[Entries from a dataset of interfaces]
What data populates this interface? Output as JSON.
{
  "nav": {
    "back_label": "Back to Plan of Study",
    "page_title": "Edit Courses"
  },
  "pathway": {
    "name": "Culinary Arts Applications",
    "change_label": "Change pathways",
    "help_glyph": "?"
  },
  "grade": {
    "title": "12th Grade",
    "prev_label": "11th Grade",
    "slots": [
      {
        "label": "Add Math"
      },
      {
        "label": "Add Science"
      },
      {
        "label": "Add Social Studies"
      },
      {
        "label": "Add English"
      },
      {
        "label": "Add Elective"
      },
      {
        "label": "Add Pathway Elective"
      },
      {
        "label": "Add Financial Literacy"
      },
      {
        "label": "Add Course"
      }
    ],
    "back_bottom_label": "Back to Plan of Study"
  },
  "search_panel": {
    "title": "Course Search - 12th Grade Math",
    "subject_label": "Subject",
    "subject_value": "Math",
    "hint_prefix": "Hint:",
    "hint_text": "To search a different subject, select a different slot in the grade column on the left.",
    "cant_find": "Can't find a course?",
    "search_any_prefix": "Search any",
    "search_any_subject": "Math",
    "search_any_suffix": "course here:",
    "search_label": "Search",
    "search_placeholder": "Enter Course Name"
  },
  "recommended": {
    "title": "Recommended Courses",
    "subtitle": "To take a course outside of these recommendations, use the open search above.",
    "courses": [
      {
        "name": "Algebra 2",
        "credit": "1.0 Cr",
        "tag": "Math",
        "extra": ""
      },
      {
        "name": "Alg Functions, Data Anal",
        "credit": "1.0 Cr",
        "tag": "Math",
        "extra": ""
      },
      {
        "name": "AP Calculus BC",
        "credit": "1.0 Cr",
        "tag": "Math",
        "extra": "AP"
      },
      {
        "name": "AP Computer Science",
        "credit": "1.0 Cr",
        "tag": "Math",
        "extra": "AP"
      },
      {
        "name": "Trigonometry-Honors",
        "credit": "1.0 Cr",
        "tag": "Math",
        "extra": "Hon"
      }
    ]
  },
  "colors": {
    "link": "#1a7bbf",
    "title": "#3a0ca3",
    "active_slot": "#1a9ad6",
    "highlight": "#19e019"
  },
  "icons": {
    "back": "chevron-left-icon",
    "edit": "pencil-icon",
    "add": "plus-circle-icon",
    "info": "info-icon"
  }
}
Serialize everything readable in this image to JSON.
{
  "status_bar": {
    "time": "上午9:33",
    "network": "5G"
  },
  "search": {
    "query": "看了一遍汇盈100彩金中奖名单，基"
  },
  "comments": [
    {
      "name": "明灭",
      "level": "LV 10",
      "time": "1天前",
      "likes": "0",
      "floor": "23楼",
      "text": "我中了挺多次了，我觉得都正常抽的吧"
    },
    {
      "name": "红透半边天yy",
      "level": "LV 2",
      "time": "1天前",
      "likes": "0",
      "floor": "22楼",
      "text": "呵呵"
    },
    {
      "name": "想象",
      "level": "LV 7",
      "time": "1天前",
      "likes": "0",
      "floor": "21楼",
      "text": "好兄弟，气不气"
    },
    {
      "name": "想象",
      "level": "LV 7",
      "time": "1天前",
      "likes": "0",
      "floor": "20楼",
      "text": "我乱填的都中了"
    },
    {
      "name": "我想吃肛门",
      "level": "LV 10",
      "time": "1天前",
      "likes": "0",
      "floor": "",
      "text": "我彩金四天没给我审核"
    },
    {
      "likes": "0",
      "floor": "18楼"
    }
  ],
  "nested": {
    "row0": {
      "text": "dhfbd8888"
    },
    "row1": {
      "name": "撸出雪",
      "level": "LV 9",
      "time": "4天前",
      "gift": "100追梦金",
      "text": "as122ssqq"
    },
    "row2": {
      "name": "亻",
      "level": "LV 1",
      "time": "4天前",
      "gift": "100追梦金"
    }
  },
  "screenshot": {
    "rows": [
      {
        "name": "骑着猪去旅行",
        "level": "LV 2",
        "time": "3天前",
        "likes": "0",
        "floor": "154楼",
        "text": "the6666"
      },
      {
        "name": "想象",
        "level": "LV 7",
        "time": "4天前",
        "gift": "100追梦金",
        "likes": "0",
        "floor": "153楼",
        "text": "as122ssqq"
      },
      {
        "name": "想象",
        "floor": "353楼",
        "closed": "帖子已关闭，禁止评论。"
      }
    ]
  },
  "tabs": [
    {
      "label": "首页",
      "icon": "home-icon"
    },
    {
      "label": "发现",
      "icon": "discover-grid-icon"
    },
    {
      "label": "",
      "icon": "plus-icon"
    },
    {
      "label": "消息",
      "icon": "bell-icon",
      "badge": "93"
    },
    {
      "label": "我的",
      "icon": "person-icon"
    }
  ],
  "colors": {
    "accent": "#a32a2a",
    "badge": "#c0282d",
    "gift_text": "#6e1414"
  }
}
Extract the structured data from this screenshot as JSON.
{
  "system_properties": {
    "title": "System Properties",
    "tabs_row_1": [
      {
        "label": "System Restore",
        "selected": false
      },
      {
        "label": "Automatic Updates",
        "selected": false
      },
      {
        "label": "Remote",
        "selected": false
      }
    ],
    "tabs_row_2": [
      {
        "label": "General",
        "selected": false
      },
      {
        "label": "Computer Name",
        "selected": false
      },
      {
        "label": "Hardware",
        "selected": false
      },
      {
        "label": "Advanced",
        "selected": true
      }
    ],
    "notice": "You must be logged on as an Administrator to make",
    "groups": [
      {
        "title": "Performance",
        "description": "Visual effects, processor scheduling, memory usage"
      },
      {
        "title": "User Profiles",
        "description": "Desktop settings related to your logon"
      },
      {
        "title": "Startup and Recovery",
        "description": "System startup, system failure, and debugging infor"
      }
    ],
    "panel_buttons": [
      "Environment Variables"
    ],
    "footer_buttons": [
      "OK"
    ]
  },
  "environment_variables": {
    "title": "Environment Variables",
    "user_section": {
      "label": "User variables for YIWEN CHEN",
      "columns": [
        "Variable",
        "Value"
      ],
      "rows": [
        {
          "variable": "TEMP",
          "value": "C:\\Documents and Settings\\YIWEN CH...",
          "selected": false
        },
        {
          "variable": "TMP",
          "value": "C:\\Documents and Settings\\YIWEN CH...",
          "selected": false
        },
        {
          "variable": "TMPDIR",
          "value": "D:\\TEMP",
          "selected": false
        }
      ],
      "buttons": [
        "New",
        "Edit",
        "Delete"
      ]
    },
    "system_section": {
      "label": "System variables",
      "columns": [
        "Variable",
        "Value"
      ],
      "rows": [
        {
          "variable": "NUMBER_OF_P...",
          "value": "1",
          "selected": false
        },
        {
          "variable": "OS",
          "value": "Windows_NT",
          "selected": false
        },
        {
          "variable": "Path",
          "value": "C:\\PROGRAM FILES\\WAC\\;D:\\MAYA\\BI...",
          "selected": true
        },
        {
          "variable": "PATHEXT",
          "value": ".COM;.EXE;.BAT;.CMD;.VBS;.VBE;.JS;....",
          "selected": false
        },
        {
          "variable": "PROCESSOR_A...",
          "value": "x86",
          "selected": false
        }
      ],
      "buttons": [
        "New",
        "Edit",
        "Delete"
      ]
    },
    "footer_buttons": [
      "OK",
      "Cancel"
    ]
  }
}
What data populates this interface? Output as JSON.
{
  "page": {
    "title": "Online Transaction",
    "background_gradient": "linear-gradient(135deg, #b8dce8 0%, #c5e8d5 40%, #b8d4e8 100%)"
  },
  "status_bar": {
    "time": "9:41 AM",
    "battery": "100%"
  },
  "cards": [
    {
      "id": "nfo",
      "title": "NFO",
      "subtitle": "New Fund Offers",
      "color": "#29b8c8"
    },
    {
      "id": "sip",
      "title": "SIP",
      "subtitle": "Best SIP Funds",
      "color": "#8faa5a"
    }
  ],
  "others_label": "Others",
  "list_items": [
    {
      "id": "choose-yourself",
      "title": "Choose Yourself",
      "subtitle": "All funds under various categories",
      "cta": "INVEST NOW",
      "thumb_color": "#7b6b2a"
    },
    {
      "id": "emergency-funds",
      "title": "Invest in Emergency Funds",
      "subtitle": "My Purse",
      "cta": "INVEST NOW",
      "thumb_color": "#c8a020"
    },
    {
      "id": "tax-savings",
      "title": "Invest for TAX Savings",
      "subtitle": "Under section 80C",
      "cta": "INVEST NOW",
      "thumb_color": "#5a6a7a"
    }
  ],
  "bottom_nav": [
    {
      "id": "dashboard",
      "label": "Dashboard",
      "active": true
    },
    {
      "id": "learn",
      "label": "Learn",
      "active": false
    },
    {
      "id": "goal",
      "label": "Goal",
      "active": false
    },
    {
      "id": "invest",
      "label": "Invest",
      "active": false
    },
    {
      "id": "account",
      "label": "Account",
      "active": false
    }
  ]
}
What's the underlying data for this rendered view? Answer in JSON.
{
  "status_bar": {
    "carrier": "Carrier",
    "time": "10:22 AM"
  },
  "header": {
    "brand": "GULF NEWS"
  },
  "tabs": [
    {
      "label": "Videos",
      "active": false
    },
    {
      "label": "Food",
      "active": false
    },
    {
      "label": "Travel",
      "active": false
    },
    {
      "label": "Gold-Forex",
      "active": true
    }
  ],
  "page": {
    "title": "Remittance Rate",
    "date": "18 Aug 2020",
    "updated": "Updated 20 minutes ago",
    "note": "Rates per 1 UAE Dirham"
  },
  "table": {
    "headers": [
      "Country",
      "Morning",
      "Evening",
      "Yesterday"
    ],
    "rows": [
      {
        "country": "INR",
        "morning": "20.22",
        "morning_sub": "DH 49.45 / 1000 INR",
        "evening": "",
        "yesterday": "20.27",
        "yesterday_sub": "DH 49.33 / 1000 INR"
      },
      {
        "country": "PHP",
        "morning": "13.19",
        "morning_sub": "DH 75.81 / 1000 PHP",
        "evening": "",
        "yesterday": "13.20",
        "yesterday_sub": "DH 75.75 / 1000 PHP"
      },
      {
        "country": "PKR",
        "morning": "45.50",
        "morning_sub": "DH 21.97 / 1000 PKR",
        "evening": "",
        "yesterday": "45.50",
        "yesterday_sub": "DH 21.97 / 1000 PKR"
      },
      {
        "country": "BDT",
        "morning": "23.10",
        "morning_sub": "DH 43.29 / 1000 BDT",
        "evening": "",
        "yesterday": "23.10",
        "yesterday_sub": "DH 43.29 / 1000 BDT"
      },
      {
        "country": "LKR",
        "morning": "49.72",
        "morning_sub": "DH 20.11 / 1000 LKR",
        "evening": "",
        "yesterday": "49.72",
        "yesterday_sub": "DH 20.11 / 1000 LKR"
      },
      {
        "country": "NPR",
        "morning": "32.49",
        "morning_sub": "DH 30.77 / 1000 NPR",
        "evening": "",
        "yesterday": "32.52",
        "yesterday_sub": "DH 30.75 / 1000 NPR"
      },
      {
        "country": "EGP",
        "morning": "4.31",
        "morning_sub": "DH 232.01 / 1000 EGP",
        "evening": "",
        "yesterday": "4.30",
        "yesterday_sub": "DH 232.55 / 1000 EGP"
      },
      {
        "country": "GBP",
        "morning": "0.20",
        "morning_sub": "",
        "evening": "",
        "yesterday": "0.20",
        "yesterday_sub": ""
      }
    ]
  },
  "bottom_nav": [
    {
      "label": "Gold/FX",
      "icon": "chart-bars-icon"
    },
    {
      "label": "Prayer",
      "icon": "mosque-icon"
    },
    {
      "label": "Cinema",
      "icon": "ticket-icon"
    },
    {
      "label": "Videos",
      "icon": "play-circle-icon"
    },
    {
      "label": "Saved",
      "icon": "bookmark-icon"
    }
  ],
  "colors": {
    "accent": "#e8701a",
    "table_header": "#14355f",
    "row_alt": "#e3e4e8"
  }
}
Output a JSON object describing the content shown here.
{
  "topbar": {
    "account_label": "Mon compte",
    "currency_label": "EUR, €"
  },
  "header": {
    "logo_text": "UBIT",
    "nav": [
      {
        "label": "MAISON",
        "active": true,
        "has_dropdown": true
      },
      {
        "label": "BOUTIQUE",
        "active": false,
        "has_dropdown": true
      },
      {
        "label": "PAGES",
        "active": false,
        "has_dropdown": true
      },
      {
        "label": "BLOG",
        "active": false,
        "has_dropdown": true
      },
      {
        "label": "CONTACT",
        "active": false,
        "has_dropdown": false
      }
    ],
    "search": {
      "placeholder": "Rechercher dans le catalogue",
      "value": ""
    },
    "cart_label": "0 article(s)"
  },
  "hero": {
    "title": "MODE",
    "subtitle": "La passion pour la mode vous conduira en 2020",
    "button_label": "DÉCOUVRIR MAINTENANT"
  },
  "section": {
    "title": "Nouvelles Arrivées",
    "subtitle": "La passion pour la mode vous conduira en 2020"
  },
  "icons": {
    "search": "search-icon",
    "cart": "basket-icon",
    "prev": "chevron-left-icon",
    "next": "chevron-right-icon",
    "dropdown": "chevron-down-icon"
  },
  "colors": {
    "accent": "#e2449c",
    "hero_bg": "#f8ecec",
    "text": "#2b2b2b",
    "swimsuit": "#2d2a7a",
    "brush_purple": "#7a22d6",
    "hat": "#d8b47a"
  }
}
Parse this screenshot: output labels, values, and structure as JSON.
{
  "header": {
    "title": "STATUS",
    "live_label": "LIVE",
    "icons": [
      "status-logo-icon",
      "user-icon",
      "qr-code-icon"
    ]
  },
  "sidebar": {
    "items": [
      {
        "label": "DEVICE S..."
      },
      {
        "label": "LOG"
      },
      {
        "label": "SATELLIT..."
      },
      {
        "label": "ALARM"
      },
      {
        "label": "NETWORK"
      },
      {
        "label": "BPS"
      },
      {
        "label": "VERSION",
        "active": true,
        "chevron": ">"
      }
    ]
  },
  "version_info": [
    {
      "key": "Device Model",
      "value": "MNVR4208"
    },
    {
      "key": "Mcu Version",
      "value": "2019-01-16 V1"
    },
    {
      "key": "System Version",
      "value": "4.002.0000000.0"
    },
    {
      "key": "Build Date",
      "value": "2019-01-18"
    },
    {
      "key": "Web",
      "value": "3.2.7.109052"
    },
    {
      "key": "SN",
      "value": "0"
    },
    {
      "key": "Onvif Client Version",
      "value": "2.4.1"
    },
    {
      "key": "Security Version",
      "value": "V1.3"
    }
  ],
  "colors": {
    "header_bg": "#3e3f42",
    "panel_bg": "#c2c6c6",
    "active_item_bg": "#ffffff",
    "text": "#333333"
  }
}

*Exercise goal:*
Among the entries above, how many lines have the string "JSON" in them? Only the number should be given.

*Result:*
7